MJ Werthman White’s poems have appeared in The English Journal, The Main Street Rag, and on the website of The Poetry Project: Poetry and Art from Ireland. Some have been anthologized in From the Tower. In 2006 she was awarded the Paul Laurence Dunbar Poetry Prize, and, in 2012, the Antioch Writers’ Workshop’s Judson Jerome Poetry Prize. A retired teacher, she lives in Xenia, Ohio with her husband and the good dog, Nikki. When not writing poetry, she paints watercolors. Her favorite subjects are dogs, especially mutts. This is her first book of poetry.
As Mary Jo White’s long-awaited book of poems, How the Universe Says Yes to Me, shows, she is only capable of writing good poems. Her best work is comparable to such brilliant poets as Amy Clampitt and Mona Van Duyn, combining consummate craft with deep insights gleaned from a long life well-lived. Her poems are rich in lush and suggestive language as well as sophisticated, making reading her work richly rewarding. ~Gary Pacernick, author of The Jewish Poems
Mary Jo Werthman White invites you into her universe, her house, where the wiring is faulty, but the lights are still on. Despite the wet dog scratching at the door, she fills her house with irony and mischief. Inside, you will meet elephants, hawks, and a bat that looks like a feral angel. But first, “Come in, come out of the cold.” You’ll love the dog, and these poems, which are cheerful, wise, and resolute. ~Cathryn Essinger, author of My Dog Does Not Read Plato
While reading MJ Werthman White’s How the Universe Says Yes to Me, I found myself wanting to open up my front door and shout out all the great lines to that universe, or, at least, to my neighbors. These tight, sharp, and often hilarious poems find a fresh approach to subjects that in the hands of less talented writers lend themselves to cliché. Wherever she turns her sharp eye, she creates illumination and wonder. ~Jim Daniels, author of Rowing Inland
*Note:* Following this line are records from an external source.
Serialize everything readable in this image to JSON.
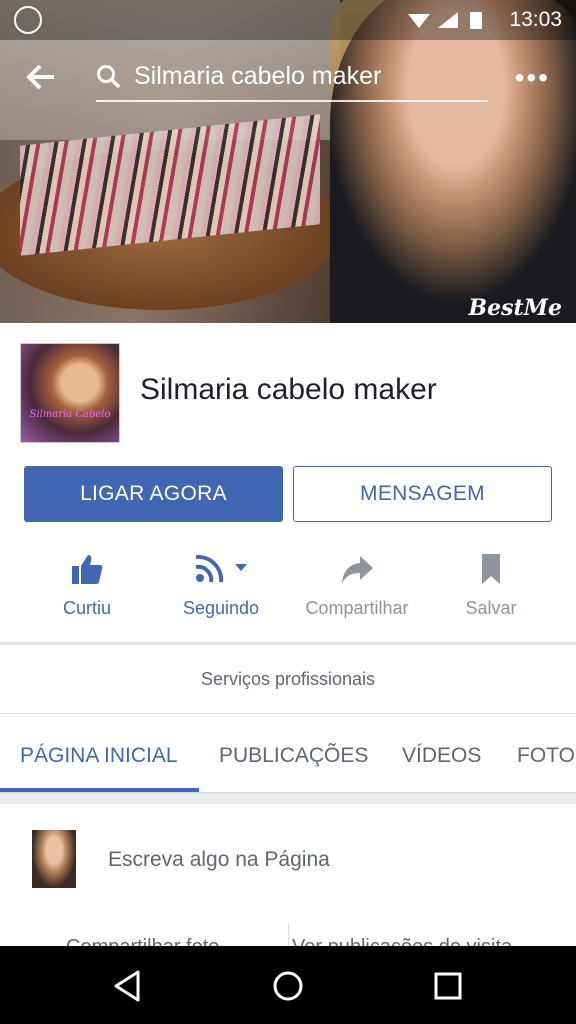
{
  "status_bar": {
    "time": "13:03"
  },
  "search": {
    "query": "Silmaria cabelo maker"
  },
  "cover": {
    "watermark": "BestMe"
  },
  "page": {
    "name": "Silmaria cabelo maker",
    "profile_pic_caption": "Silmaria Cabelo"
  },
  "buttons": {
    "call": "LIGAR AGORA",
    "message": "MENSAGEM"
  },
  "actions": [
    {
      "label": "Curtiu",
      "icon": "thumbs-up-icon"
    },
    {
      "label": "Seguindo",
      "icon": "rss-icon"
    },
    {
      "label": "Compartilhar",
      "icon": "share-icon"
    },
    {
      "label": "Salvar",
      "icon": "bookmark-icon"
    }
  ],
  "category": "Serviços profissionais",
  "tabs": [
    "PÁGINA INICIAL",
    "PUBLICAÇÕES",
    "VÍDEOS",
    "FOTOS"
  ],
  "composer": {
    "prompt": "Escreva algo na Página"
  },
  "links": {
    "share_photo": "Compartilhar foto",
    "visitor_posts": "Ver publicações de visita"
  },
  "colors": {
    "accent": "#4267b2",
    "muted": "#606770",
    "active_icon": "#4267b2",
    "inactive_icon": "#8d949e"
  }
}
Ten o’clock, already eighty degrees, and there are four
quarts of overripe strawberries from the farmers’
market, destined for jam, leaking
juice onto the seat beside me;
I take a shortcut, turning right onto Hawkins Road,
where today cows are out in the pasture
with their calves. Berries be damned,
I stop the car and walk over to the fence.
The mothers, up to their matronly hips in cool muddy water,
are congregated in the wallow. Their babies born in March,
toddlers now, are scattered throughout the tall grass,
napping in the warm sun on the hillside:
they are white and brown spotted wildflowers
dropped from heaven. I want to declare Ohio a Hindu state,
let these little ones grow up wandering the streets and byways,
revered, free, brass bells tink-tinking as they placidly snarl traffic
and children run out to place woven crowns of phlox
and purple salvia, Queen Anne’s lace and variegated ivy
on their sacred shaggy heads, twining the garlands carefully
with their small hands round and round the dangerous horns
as the blessed ones moo.
Do angels argue
all wanting the assignments
they know invariably cause no end
of trouble, the interesting ones
who’ll curse thrillingly,
ignore the rules
and commit mortal sins with impunity,
drink too much and start fights
on the pitted blacktop of rain-washed parking lots
under the glare of sodium lights?
Do they then catch themselves
saying oh, shit!
and swiping smokes
from a stray pack, lighting up
as they sit, feathers askew,
on the running board
of a rusty Winnebago with two Dobermans,
watching their bad boy
toss back a couple cold ones
with his miscreant buddies?
Do they grow to love
the potatopotato snarl of a Harley
and suffer sympathetic hangovers
the morning after
standing in front of the bathroom mirror
and drinking glass after glass of cold water,
studying the dark circles under their angelic eyes,
the dried blood crusting the scrape on a cheek
where it met the pavement the night before?
I can’t hear you.
You want what? Oh, please.
Now? Okay, maybe next week?
Is never soon enough for you?
Did you not hear me?
Give it up.
Believe me, you’ll be glad you did.
It’s not what you think.
Oh, all right, just this once.
But you won’t like it.
I had a great time.
I’ll call you.
I’m happy to see you.
I’m happy for you.
You’ve made me so happy.
You look great.
No, it doesn’t make you look fat.
My family really likes you.
I don’t mind.
I’m happy to do it.
I’m sorry I forgot your birthday,
No, I didn’t eat it,
break it, do it.
It wasn’t me.
I didn’t lose it.
You must have misplaced it.
I can’t. I won’t.
I didn’t get your message.
I was at my sister’s.
Yes, all night.
No, I’m not bored.
Yes, I love you.
No, I never loved you.
I hate you.
I don’t care.
It’s not you; it’s me.